When a threat actor targets your environment, a process unfolds from initial intrusion through eventual data breach - if that threat actor is left undetected. The modern approach to cybersecurity requires a focus on reducing MTTD and MTTR, where threats are detected and killed early in their lifecycle, thereby...
A discussion that explores the predicament many information security managers face when deciding which security technologies to buy in a glutted market leads the latest edition of the ISMG Security Report. Also: An update on cyber flaws in connected vehicles and the latest from Infosecurity Europe.
New legislation calls for an overhaul of the federal government's software vulnerability disclosure policies following the ransomware outbreak that was fueled by the leak of a stolen National Security Agency cyberweapon.
The House of Representatives has passed the Modernizing Government Technology Act, which supporters contend could help improve the security of the government's information networks. "It will keep our digital infrastructure safe from cyberattacks while saving billions of dollars," says bill sponsor Rep. Will Hurd.
The figure sounds alarming, 60 percent of small companies went belly up within six months of a breach. And that stat was repeated several times by lawmakers as a House panel debated - and approved - a bill aimed at helping small businesses battle hackers. But is that number true?
The government of India is taking the data protection and privacy bull by the horns, gunning for comprehensive data protection legislation within the next 5 months. Experts offer an analysis of what the nation needs.
Gov. Susana Martinez has signed legislation making New Mexico the 48th state to enact a data breach notification law.

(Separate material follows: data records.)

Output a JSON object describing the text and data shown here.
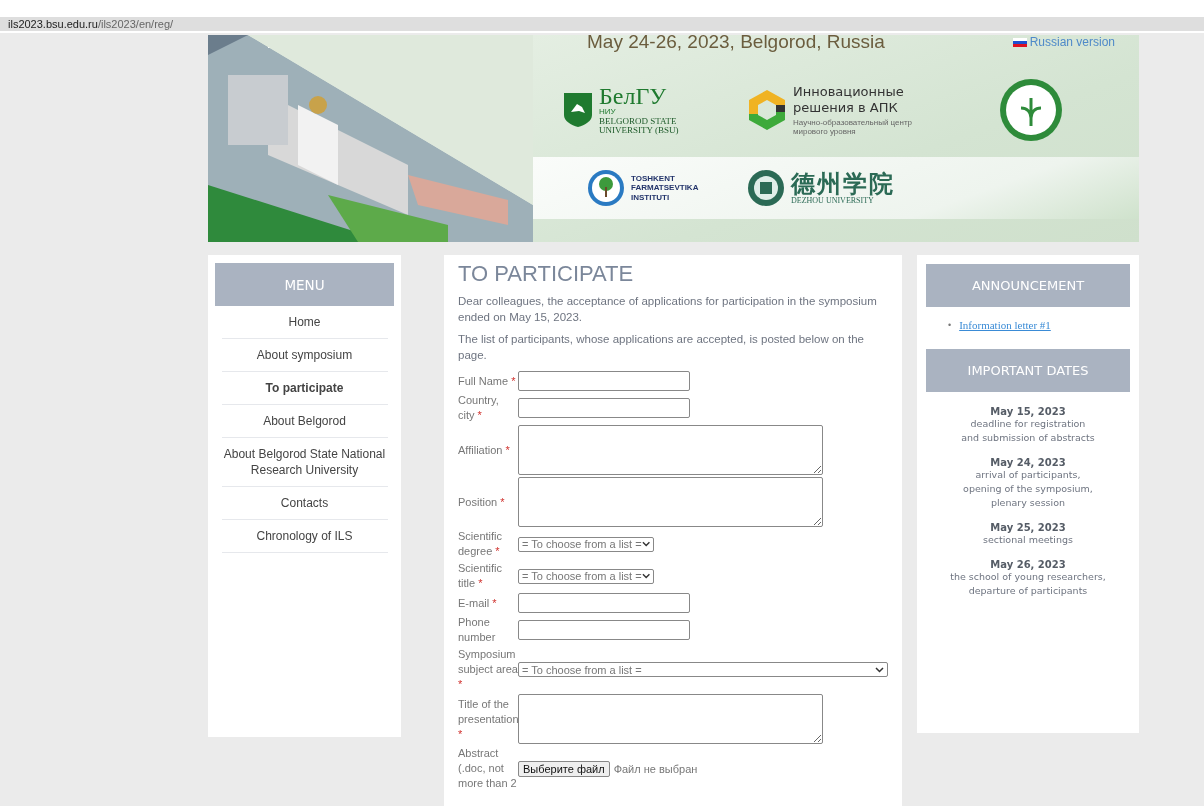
{
  "address_bar": {
    "url_host": "ils2023.bsu.edu.ru",
    "url_path": "/ils2023/en/reg/"
  },
  "banner": {
    "dates": "May 24-26, 2023, Belgorod, Russia",
    "language_link": "Russian version",
    "bsu_logo": {
      "abbr_top": "НИУ",
      "abbr": "БелГУ",
      "name": "BELGOROD STATE UNIVERSITY (BSU)"
    },
    "apk_logo": {
      "title": "Инновационные решения в АПК",
      "subtitle": "Научно-образовательный центр мирового уровня"
    },
    "tashkent_logo": {
      "name": "TOSHKENT FARMATSEVTIKA INSTITUTI"
    },
    "dezhou_logo": {
      "name_cn": "德州学院",
      "name": "DEZHOU UNIVERSITY"
    }
  },
  "menu": {
    "title": "MENU",
    "items": [
      {
        "label": "Home",
        "selected": false
      },
      {
        "label": "About symposium",
        "selected": false
      },
      {
        "label": "To participate",
        "selected": true
      },
      {
        "label": "About Belgorod",
        "selected": false
      },
      {
        "label": "About Belgorod State National Research University",
        "selected": false
      },
      {
        "label": "Contacts",
        "selected": false
      },
      {
        "label": "Chronology of ILS",
        "selected": false
      }
    ]
  },
  "content": {
    "title": "TO PARTICIPATE",
    "paragraphs": [
      "Dear colleagues, the acceptance of applications for participation in the symposium ended on May 15, 2023.",
      "The list of participants, whose applications are accepted, is posted below on the page."
    ],
    "required_mark": "*",
    "fields": [
      {
        "kind": "text",
        "label": "Full Name",
        "required": true
      },
      {
        "kind": "text",
        "label": "Country, city",
        "required": true
      },
      {
        "kind": "textarea",
        "label": "Affiliation",
        "required": true
      },
      {
        "kind": "textarea",
        "label": "Position",
        "required": true
      },
      {
        "kind": "select",
        "label": "Scientific degree",
        "required": true,
        "value": "= To choose from a list ="
      },
      {
        "kind": "select",
        "label": "Scientific title",
        "required": true,
        "value": "= To choose from a list ="
      },
      {
        "kind": "text",
        "label": "E-mail",
        "required": true
      },
      {
        "kind": "text",
        "label": "Phone number",
        "required": false
      },
      {
        "kind": "wideselect",
        "label": "Symposium subject area",
        "required": true,
        "value": "= To choose from a list ="
      },
      {
        "kind": "textarea",
        "label": "Title of the presentation",
        "required": true
      },
      {
        "kind": "file",
        "label": "Abstract (.doc, not more than 2",
        "required": false,
        "button": "Выберите файл",
        "status": "Файл не выбран"
      }
    ]
  },
  "announcement": {
    "title": "ANNOUNCEMENT",
    "bullet": "•",
    "links": [
      "Information letter #1"
    ]
  },
  "important_dates": {
    "title": "IMPORTANT DATES",
    "entries": [
      {
        "date": "May 15, 2023",
        "lines": [
          "deadline for registration",
          "and submission of abstracts"
        ]
      },
      {
        "date": "May 24, 2023",
        "lines": [
          "arrival of participants,",
          "opening of the symposium,",
          "plenary session"
        ]
      },
      {
        "date": "May 25, 2023",
        "lines": [
          "sectional meetings"
        ]
      },
      {
        "date": "May 26, 2023",
        "lines": [
          "the school of young researchers,",
          "departure of participants"
        ]
      }
    ]
  }
}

Alabama and South Dakota remain the only states without a data breach notification statute.
John Kelly, in his first speech as the U.S. homeland security secretary, says the American government can't combat the cyberthreat without the active collaboration of the private sector. "The government, God knows, can't do it by itself," Kelly says.
Now that President Donald Trump has signed legislation to eliminate the Federal Communications Commission's oversight of the way internet service providers sell their customers' information, could other jurisdictions - such as states - step in?
Republican-backed legislation is a presidential signature away from dismantling a Federal Communications Commission regulation to require internet service providers to ask permission before selling customers' private information to advertisers.
The Department of Homeland Security, which missed meeting last week's deadline for submitting a new cybersecurity strategy to Congress, could be months away from providing lawmakers with that policy, a top DHS cybersecurity official says.
An Obama-era regulation, which has yet to take effect, that aims to strengthen consumer's online privacy may be derailed. The Senate has voted along party lines to quash the rule that the FCC issued in October.
New Mexico lawmakers have overwhelmingly approved the Data Breach Notification Act. If signed, as expected, by Gov. Susana Martinez, Alabama and South Dakota would be the only states without such a statute.